These are arguably the most difficult times in (dairy) farming history, with high costs and low market prices. The conversations and climate among dairy farmers and agriculturalists often reflect this. It can be disheartening, unsatisfying and, frankly, depressing. 
Laura Holtzinger is a freelance journalist and co-owner of Linehan Jerseys in south central Penns...

We’re all living it in some capacity, but instead of dwelling on the dark, what if we flip the script? Let’s focus on our joys. Let’s share our motivations, achievements and pleasures instead.

I recently encouraged a group of agriculturalists to highlight their moments of everyday happiness. I was overwhelmed and refreshed by the quality and volume of replies.

Take joy in the calf pen

Jubilant babies seem to produce a surplus of satisfaction among agriculturists. Fellow farmers shared with me kisses from calves, the energy and excitement as they’re leaping about enjoying their freshly bedded pens and how rewarding it is to watch the little lovebugs grow and thrive. 

Aimee Jo Wittmann says she’s elated by the “bouncing and darting in and out” and seeing the happy, healthy excitement of a calf with a “full belly and a soft bed of straw.”


“I spoil my babies because they gift me with their joy for life,” she says.

For Melissa Cantor, it’s the special “feeling of absolute sheer joy when the weaned calves recognize you on a visit.”

The gratitude and love the calves radiate make the trials, heavy workloads and long days seem easier and sweeter. 

Appreciate the younger generation’s involvement

Many proclaimed proud parenting moments as their basis of gladness. Catching their kids cuddling the cows and watching their grandchildren helping with chores, while marveling at the warm feeling of generations being involved with the family farm.  

Likewise, Jason Kline’s favorite moment is watching his toddler son tossing hay to the heifers.  

What Heather Ann Moore enjoys most is milking with her kids. 

“My oldest son thinks I make him milk because I need help, but really, I just think we both need the opportunity to connect one-on-one, and the barn is the perfect place to do so,” she says.

Be grateful for developing herd genetics

Some are driven by the thrill of genetic progress. They cite success as their primary sources of pride and pleasure: from admiring a group or barn full of well-scored, deep-pedigreed cows – to breeding and owning class winners or genomic giants – or the anticipation that comes with an especially exciting springer.

Admire the cows’ individual personalities

Individual quirks and interesting tendencies are what amuse others most. 

Emily Monnat says she likes when certain cows come into the parlor together. “Moms and daughters, sisters, a group all sired by the same bull,” she says. “Little things that only someone who knows and loves them would notice.”

Find contentment in the simple things

Others relish such seemingly simple things as chores going smoothly, the support of family, the smell of fresh cut hay or the pinkish glow of a sunset on the silos and barn roof.

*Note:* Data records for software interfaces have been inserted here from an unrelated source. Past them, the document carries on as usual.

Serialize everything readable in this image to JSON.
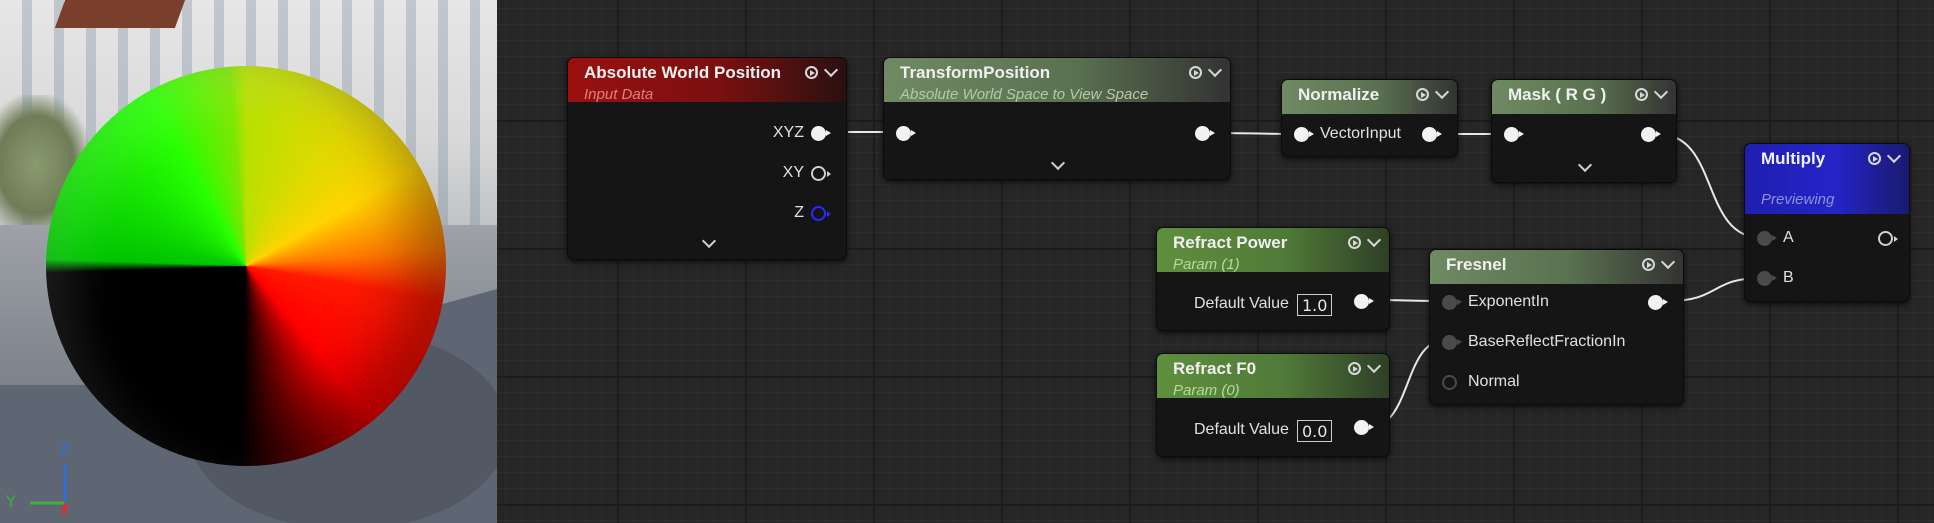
{
  "viewport": {
    "axes": {
      "z": "Z",
      "y": "Y",
      "x": "X"
    },
    "colors": {
      "z_axis": "#2f6fd8",
      "y_axis": "#3fae3f",
      "x_axis": "#d83030"
    }
  },
  "nodes": {
    "absolute_world_position": {
      "title": "Absolute World Position",
      "subtitle": "Input Data",
      "outputs": [
        "XYZ",
        "XY",
        "Z"
      ]
    },
    "transform_position": {
      "title": "TransformPosition",
      "subtitle": "Absolute World Space to View Space"
    },
    "normalize": {
      "title": "Normalize",
      "input": "VectorInput"
    },
    "mask": {
      "title": "Mask ( R G )"
    },
    "multiply": {
      "title": "Multiply",
      "subtitle": "Previewing",
      "inputs": [
        "A",
        "B"
      ]
    },
    "refract_power": {
      "title": "Refract Power",
      "subtitle": "Param (1)",
      "field_label": "Default Value",
      "value": "1.0"
    },
    "refract_f0": {
      "title": "Refract F0",
      "subtitle": "Param (0)",
      "field_label": "Default Value",
      "value": "0.0"
    },
    "fresnel": {
      "title": "Fresnel",
      "inputs": [
        "ExponentIn",
        "BaseReflectFractionIn",
        "Normal"
      ]
    }
  },
  "icons": {
    "preview_toggle": "play-circle-icon",
    "collapse": "chevron-down-icon",
    "expand": "chevron-down-icon"
  }
}
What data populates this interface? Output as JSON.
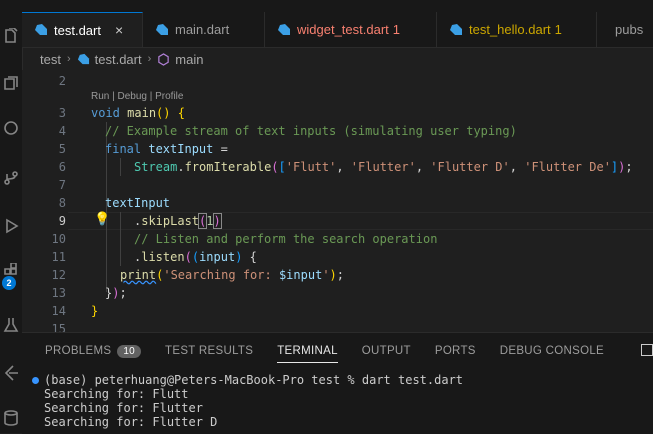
{
  "tabs": [
    {
      "label": "test.dart",
      "close": "×",
      "state": "active"
    },
    {
      "label": "main.dart",
      "state": "normal"
    },
    {
      "label": "widget_test.dart",
      "count": "1",
      "state": "error"
    },
    {
      "label": "test_hello.dart",
      "count": "1",
      "state": "warn"
    },
    {
      "label": "pubs",
      "state": "normal"
    }
  ],
  "breadcrumb": {
    "folder": "test",
    "file": "test.dart",
    "symbol": "main"
  },
  "editor": {
    "codelens": "Run | Debug | Profile",
    "line_numbers": [
      "2",
      "3",
      "4",
      "5",
      "6",
      "7",
      "8",
      "9",
      "10",
      "11",
      "12",
      "13",
      "14",
      "15"
    ],
    "current_line": "9",
    "code": {
      "l3_void": "void",
      "l3_main": "main",
      "l3_paren": "()",
      "l3_brace": "{",
      "l4_comment": "// Example stream of text inputs (simulating user typing)",
      "l5_final": "final",
      "l5_var": "textInput",
      "l5_eq": " =",
      "l6_stream": "Stream",
      "l6_dot": ".",
      "l6_fn": "fromIterable",
      "l6_p1": "(",
      "l6_b1": "[",
      "l6_s1": "'Flutt'",
      "l6_s2": "'Flutter'",
      "l6_s3": "'Flutter D'",
      "l6_s4": "'Flutter De'",
      "l6_comma": ", ",
      "l6_b2": "]",
      "l6_p2": ")",
      "l6_semi": ";",
      "l8_var": "textInput",
      "l9_dot": ".",
      "l9_fn": "skipLast",
      "l9_p1": "(",
      "l9_num": "1",
      "l9_p2": ")",
      "l10_comment": "// Listen and perform the search operation",
      "l11_dot": ".",
      "l11_fn": "listen",
      "l11_p1": "(",
      "l11_p2": "(",
      "l11_param": "input",
      "l11_p3": ")",
      "l11_brace": " {",
      "l12_fn": "print",
      "l12_p1": "(",
      "l12_str1": "'Searching for: ",
      "l12_interp": "$input",
      "l12_str2": "'",
      "l12_p2": ")",
      "l12_semi": ";",
      "l13_brace": "}",
      "l13_p": ")",
      "l13_semi": ";",
      "l14_brace": "}"
    },
    "bulb": "💡"
  },
  "panel": {
    "tabs": [
      {
        "label": "PROBLEMS",
        "count": "10"
      },
      {
        "label": "TEST RESULTS"
      },
      {
        "label": "TERMINAL",
        "active": true
      },
      {
        "label": "OUTPUT"
      },
      {
        "label": "PORTS"
      },
      {
        "label": "DEBUG CONSOLE"
      }
    ],
    "terminal_lines": [
      "(base) peterhuang@Peters-MacBook-Pro test % dart test.dart",
      "Searching for: Flutt",
      "Searching for: Flutter",
      "Searching for: Flutter D"
    ]
  },
  "activity_badge": "2",
  "colors": {
    "accent": "#0078d4",
    "error": "#f88070",
    "warning": "#cca700"
  }
}
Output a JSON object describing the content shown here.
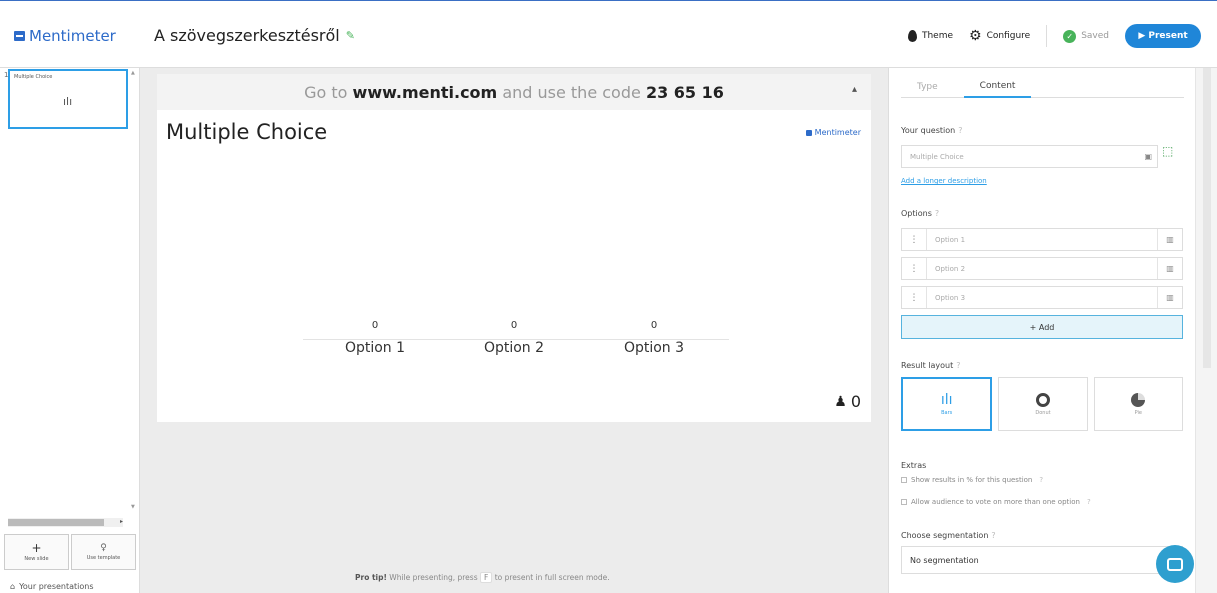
{
  "header": {
    "logo": "Mentimeter",
    "title": "A szövegszerkesztésről",
    "theme_label": "Theme",
    "configure_label": "Configure",
    "saved_label": "Saved",
    "present_label": "▶ Present"
  },
  "sidebar": {
    "slide_number": "1",
    "slide_title": "Multiple Choice",
    "new_slide": "New slide",
    "use_template": "Use template",
    "your_presentations": "Your presentations"
  },
  "slide": {
    "code_prefix": "Go to ",
    "code_site": "www.menti.com",
    "code_middle": " and use the code ",
    "code": "23 65 16",
    "question": "Multiple Choice",
    "brand": "Mentimeter",
    "options": [
      {
        "label": "Option 1",
        "count": "0"
      },
      {
        "label": "Option 2",
        "count": "0"
      },
      {
        "label": "Option 3",
        "count": "0"
      }
    ],
    "participants": "0"
  },
  "pro_tip": {
    "bold": "Pro tip!",
    "before": " While presenting, press ",
    "key": "F",
    "after": " to present in full screen mode."
  },
  "panel": {
    "tab_type": "Type",
    "tab_content": "Content",
    "your_question_label": "Your question",
    "question_placeholder": "Multiple Choice",
    "add_image_link": "Add a longer description",
    "options_label": "Options",
    "options": [
      "Option 1",
      "Option 2",
      "Option 3"
    ],
    "add_label": "+ Add",
    "result_layout_label": "Result layout",
    "layouts": [
      {
        "label": "Bars",
        "active": true
      },
      {
        "label": "Donut",
        "active": false
      },
      {
        "label": "Pie",
        "active": false
      }
    ],
    "extras_label": "Extras",
    "extra_1": "Show results in % for this question",
    "extra_2": "Allow audience to vote on more than one option",
    "segmentation_label": "Choose segmentation",
    "segmentation_value": "No segmentation"
  },
  "colors": {
    "accent": "#2d9ee6",
    "brand": "#2d6bc9",
    "present": "#1f86d8",
    "saved": "#48b35a"
  }
}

The sights and scenery we experience every day and can still stop us in our tracks and take our breath away.  

Lisa Middendorf described such a scenario and the tranquility that farm mornings provide her. 

She appreciates “heading to the barn on the crisp, cold Minnesota mornings and taking an extra moment to look up at the stars and offer up a little blessing.”

Rena Mae Grover’s favorite farming moments mirror this. 

“I’m always the first in the calf barn in the morning,” she says. “When I walk in the door and all of the little ones are sleeping, it’s the most peaceful time of the day, and it always makes me so happy. I love mornings before the sun comes up and there isn’t any traffic – the farm is the best place to be.”  

Numerous farmers credited certain familiar sounds as treasured, as they can become associated with specific moments and fond memories. The sound of the milk pump humming was a fan favorite. 

My positives

For me, it’s raising and working with show cattle alongside my boyfriend, Matt. I love watching them all standing happily, devouring a fresh pile of hay. I enjoy breeding an especially special heifer. We get excited to inform our business partners about an exciting classification or event. I love promoting our Linehan Jerseys’ brand and updating our Facebook and Instagram pages with happy happenings and cool pedigrees. I get joy from staying current on industry news as well as learning from my father and other farming peers and mentors. And I love celebrating friends’ triumphs.

It’s understandable to feel frustrated, hurt, defeated or furious at times. Those feelings are valid. But don’t allow the struggles to steal your sunshine. Remember your “why.” Let’s count our blessings, encourage each other and remind ourselves why we do what we do. Why we work and care and love so hard. There’s so much to celebrate. Let’s better appreciate the special times and pleasures and highlight them with each other more.  

I challenge you to cultivate a culture of happiness and gratitude each day – in your barns, homes, conversations and hearts.  end mark

Laura Holtzinger is a freelance writer in Copake Falls, New York. She is also a co-owner of Linehan Jerseys.

PHOTO: Two-year-old Chase Thompson loves dumping grain into his family's MD Brookside show heifer’s feed tubs. His aunt Carly Shaw says, “He would feed them all day if we let him!” Photo provided by Carly Shaw.